• [What is required]: Give back the records in their entirety, exactly.

(Information shown)

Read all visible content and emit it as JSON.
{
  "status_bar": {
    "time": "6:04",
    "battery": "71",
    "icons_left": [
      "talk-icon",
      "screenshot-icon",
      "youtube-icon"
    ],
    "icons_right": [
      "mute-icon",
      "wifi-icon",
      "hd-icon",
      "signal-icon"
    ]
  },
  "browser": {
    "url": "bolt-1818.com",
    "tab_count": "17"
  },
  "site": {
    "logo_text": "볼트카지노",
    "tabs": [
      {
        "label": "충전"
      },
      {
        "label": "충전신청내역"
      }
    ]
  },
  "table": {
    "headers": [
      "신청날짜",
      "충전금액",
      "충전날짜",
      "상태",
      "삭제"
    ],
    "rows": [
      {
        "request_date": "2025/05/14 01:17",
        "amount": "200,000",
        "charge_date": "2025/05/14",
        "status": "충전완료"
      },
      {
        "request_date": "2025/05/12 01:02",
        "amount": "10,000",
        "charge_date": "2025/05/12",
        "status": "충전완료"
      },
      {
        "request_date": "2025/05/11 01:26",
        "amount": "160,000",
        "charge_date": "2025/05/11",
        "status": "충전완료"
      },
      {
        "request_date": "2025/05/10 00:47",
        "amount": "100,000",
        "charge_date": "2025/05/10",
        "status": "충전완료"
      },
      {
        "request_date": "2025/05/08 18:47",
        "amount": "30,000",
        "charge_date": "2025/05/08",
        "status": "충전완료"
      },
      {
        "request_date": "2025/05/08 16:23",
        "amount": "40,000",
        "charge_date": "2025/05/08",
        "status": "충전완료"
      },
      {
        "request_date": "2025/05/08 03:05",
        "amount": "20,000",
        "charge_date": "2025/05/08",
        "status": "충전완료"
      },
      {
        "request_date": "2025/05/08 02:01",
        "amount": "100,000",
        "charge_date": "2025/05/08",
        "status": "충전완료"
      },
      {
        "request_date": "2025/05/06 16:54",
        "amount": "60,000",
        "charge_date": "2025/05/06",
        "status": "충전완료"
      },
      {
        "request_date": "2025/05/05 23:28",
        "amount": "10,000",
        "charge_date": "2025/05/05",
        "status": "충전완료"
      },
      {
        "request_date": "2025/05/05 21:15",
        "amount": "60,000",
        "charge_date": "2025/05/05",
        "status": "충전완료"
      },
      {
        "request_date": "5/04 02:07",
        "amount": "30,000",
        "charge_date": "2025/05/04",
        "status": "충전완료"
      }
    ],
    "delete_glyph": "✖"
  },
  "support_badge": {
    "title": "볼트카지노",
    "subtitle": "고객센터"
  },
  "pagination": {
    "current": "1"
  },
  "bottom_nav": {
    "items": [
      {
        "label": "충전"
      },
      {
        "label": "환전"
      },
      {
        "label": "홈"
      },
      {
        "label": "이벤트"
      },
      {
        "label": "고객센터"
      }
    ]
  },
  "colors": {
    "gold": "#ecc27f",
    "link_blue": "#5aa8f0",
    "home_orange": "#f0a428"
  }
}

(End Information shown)

• [Answer section]:
Read all visible content and emit it as JSON.
{
  "status_bar": {
    "time": "6:04",
    "battery": "71",
    "icons_left": [
      "talk-icon",
      "screenshot-icon",
      "youtube-icon"
    ],
    "icons_right": [
      "mute-icon",
      "wifi-icon",
      "hd-icon",
      "signal-icon"
    ]
  },
  "browser": {
    "url": "bolt-1818.com",
    "tab_count": "17"
  },
  "site": {
    "logo_text": "볼트카지노",
    "tabs": [
      {
        "label": "충전"
      },
      {
        "label": "충전신청내역"
      }
    ]
  },
  "table": {
    "headers": [
      "신청날짜",
      "충전금액",
      "충전날짜",
      "상태",
      "삭제"
    ],
    "rows": [
      {
        "request_date": "2025/05/14 01:17",
        "amount": "200,000",
        "charge_date": "2025/05/14",
        "status": "충전완료"
      },
      {
        "request_date": "2025/05/12 01:02",
        "amount": "10,000",
        "charge_date": "2025/05/12",
        "status": "충전완료"
      },
      {
        "request_date": "2025/05/11 01:26",
        "amount": "160,000",
        "charge_date": "2025/05/11",
        "status": "충전완료"
      },
      {
        "request_date": "2025/05/10 00:47",
        "amount": "100,000",
        "charge_date": "2025/05/10",
        "status": "충전완료"
      },
      {
        "request_date": "2025/05/08 18:47",
        "amount": "30,000",
        "charge_date": "2025/05/08",
        "status": "충전완료"
      },
      {
        "request_date": "2025/05/08 16:23",
        "amount": "40,000",
        "charge_date": "2025/05/08",
        "status": "충전완료"
      },
      {
        "request_date": "2025/05/08 03:05",
        "amount": "20,000",
        "charge_date": "2025/05/08",
        "status": "충전완료"
      },
      {
        "request_date": "2025/05/08 02:01",
        "amount": "100,000",
        "charge_date": "2025/05/08",
        "status": "충전완료"
      },
      {
        "request_date": "2025/05/06 16:54",
        "amount": "60,000",
        "charge_date": "2025/05/06",
        "status": "충전완료"
      },
      {
        "request_date": "2025/05/05 23:28",
        "amount": "10,000",
        "charge_date": "2025/05/05",
        "status": "충전완료"
      },
      {
        "request_date": "2025/05/05 21:15",
        "amount": "60,000",
        "charge_date": "2025/05/05",
        "status": "충전완료"
      },
      {
        "request_date": "5/04 02:07",
        "amount": "30,000",
        "charge_date": "2025/05/04",
        "status": "충전완료"
      }
    ],
    "delete_glyph": "✖"
  },
  "support_badge": {
    "title": "볼트카지노",
    "subtitle": "고객센터"
  },
  "pagination": {
    "current": "1"
  },
  "bottom_nav": {
    "items": [
      {
        "label": "충전"
      },
      {
        "label": "환전"
      },
      {
        "label": "홈"
      },
      {
        "label": "이벤트"
      },
      {
        "label": "고객센터"
      }
    ]
  },
  "colors": {
    "gold": "#ecc27f",
    "link_blue": "#5aa8f0",
    "home_orange": "#f0a428"
  }
}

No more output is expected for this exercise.